I woke up Saturday morning to a room filled with the smell of adventure. It was one of those days when you knew excitement awaited you beyond the door. I would not be surprised if this was the exact feeling Columbus had the morning he boarded the Santa Maria with hopes of discovering India. That should be a clear hint to the kind of adventure is ahead.
As a food blogger, most adventures are dictated by my tummy. Today was no different. Place to visit: Cabier Ocean Lodge. I first heard about this lodge from the owners themselves, Bruno and Iris, at a tea and fair last year. They invited me to try out their food and to spend time at the animal sanctuary but I had completely forgotten. Luckily my friend recently became head over heels in love with the place and so stars aligned, I found my way back into their lives.
Iris was very hospitable and patient with us as we tried to decide on an eating spot. The balcony was shaded by a mango tree which was no match for the raging breezes of the Atlantic Ocean in our view. The steady afternoon drizzle didn’t help, but we didn’t travel this far to be cooped up in the dining hall, so balcony it was. After all, we did live through Hurricane Ivan, you know, him-that-should-not-be-named.
We were offered the day menu which features simple but relatable German-inspired dishes from appetizers to dessert. However, please note that if you are vegetarian, salad and soup is your only option. We finally settled on Mixed Vegetable Salad, Cauliflower Soup and Salmon Tarte Flambée.
As an appetizer, this warm soup was filled with creamy, home made goodness. It’s actually the reason my friend wanted to return to the lodge. The cauliflower taste is not at all overwhelming and it was very hard to eat this soup slowly.
My ‘main dish’ was the salad below. If you read my previous post, you would know that for me, salad making is a scientific skill. Innovation is non-negotiable. So I was very pleased with what Iris styled here. Fruit and veggies were well varied and balanced, dressing was the right amount of tart. This salad was everything I wished the world would be; all races and creeds united under flower power.

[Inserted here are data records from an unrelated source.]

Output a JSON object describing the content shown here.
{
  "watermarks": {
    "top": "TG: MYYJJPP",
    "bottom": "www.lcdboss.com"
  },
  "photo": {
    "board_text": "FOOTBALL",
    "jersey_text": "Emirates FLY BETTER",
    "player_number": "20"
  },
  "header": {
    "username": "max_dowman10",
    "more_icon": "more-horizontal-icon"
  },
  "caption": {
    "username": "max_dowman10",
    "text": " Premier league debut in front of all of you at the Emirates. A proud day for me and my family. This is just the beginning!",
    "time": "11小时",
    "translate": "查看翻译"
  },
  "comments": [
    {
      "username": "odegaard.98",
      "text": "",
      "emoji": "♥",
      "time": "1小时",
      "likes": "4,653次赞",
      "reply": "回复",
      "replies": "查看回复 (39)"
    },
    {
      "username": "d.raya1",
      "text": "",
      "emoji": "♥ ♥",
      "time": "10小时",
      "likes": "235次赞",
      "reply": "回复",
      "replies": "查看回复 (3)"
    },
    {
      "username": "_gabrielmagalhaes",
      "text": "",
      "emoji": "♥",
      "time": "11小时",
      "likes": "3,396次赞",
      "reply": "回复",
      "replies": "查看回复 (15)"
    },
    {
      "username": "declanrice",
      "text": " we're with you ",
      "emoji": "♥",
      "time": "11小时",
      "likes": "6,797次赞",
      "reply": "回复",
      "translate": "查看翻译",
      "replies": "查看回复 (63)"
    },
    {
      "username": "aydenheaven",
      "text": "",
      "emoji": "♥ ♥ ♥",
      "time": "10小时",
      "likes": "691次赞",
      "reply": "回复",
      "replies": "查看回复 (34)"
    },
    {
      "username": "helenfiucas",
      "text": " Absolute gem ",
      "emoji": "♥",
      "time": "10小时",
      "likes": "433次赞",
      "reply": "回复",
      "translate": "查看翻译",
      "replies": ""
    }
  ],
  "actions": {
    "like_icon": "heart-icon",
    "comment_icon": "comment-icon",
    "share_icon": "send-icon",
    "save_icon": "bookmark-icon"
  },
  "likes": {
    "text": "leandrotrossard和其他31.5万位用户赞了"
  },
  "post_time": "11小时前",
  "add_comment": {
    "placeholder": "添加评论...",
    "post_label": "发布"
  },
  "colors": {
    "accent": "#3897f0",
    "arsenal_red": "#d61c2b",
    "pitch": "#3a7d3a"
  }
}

Do you see this Tart Flambee? Really look at it. Imagine that you are reaching for a slice and as you hands touch this light dough, you are immediately assured that there are only good things to come, a very delicate combination of cream and herbs. I could not indulge in much of it due to dietary restrictions but the little I had, I enjoyed.
This light meal was conveniently paired with very heavy discussion of Trump politics, the intricacies of Grenada’s revolution and the future of our economy with the conclusion of structural adjustment. Yes, quite weighty stuff. So a post-lunch perusal of the compound was necessary.
Now when you leave the balcony, there’s a clearing that leads to a gazebo where you can view Crochu Bay or follow a stairway to the ocean itself.
We found these guys at the bottom of the stairway, enjoying the rhythmic salty sprays.
As you can see, everything was quite calm…..
Until we were getting ready to leave the restaurant. We had just passed the vegetable garden, realizing that everything we ate was clean, organic and fresh.
Suddenly, we heard commotion. Not denying that inbred Grenadian curiosity, commonly known as macosciousness, we ran towards the noise to find not one but two ‘runaway’ pigs.
I put on my best Aussie/Steve Irwin accent, but Napoleon and Snowball were not having it.
With all the action over, our final stop was the Petting Zoo and Animal Sanctuary. Although Bruno wasn’t present, we learnt that many of the animals there had been injured and rescued or previously orphans. They get to call Cabier, home and Bruno, Daddy, while continuing their existence in a safe environment.
This guy was intense with the stare downs and intentional with the finger grabbing.
These two, however, were double trouble. After running off with the baby bottle nipple, they still tried to grab the entire bottle. Like is you naughty or is you mischevious (in my best Birdman impression).
In the same way that Columbus embraced his discovery of a Western India, lunch at Cabier was quite enjoyable, with high winds and high stakes. Turns out I’m not that great of a pig hunter but that’s because I’m busy chasing dreams.